[What is being asked]: The answer must consist of every line from the data that holds the string "selection".

:: Records shown ::

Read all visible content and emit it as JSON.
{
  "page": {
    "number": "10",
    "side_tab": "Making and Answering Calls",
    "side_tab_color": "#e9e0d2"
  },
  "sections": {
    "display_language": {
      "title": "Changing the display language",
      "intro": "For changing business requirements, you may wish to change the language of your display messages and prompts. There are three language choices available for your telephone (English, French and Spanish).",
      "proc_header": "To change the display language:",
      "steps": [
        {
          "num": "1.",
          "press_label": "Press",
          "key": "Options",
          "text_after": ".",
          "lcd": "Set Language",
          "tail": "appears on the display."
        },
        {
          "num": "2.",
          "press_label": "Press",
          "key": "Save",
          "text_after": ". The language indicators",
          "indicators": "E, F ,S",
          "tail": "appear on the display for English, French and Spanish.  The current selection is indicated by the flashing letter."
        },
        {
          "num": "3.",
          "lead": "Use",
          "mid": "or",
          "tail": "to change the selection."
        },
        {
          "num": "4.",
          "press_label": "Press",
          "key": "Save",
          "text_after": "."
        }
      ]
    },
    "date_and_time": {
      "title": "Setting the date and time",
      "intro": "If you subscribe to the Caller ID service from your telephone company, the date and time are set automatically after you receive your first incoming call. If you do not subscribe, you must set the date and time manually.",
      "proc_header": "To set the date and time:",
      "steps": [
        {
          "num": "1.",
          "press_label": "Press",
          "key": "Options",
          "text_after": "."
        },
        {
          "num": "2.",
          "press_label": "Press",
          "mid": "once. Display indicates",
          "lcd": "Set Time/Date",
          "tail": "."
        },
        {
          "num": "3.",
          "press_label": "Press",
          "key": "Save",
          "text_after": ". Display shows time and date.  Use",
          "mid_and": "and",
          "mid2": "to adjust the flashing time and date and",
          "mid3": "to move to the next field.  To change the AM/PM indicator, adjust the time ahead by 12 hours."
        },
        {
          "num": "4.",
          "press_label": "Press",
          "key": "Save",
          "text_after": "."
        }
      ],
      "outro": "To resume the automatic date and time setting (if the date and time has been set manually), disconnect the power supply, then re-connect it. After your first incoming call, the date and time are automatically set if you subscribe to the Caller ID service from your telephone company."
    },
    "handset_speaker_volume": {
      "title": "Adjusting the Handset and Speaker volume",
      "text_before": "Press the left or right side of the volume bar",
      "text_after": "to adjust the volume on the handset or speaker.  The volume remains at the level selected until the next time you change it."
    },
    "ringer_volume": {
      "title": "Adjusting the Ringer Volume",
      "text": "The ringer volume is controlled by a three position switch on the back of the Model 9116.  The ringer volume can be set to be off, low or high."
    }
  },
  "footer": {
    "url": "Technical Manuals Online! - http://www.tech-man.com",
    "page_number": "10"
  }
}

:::

[Result of this task]:
          "tail": "appear on the display for English, French and Spanish.  The current selection is indicated by the flashing letter."
          "tail": "to change the selection."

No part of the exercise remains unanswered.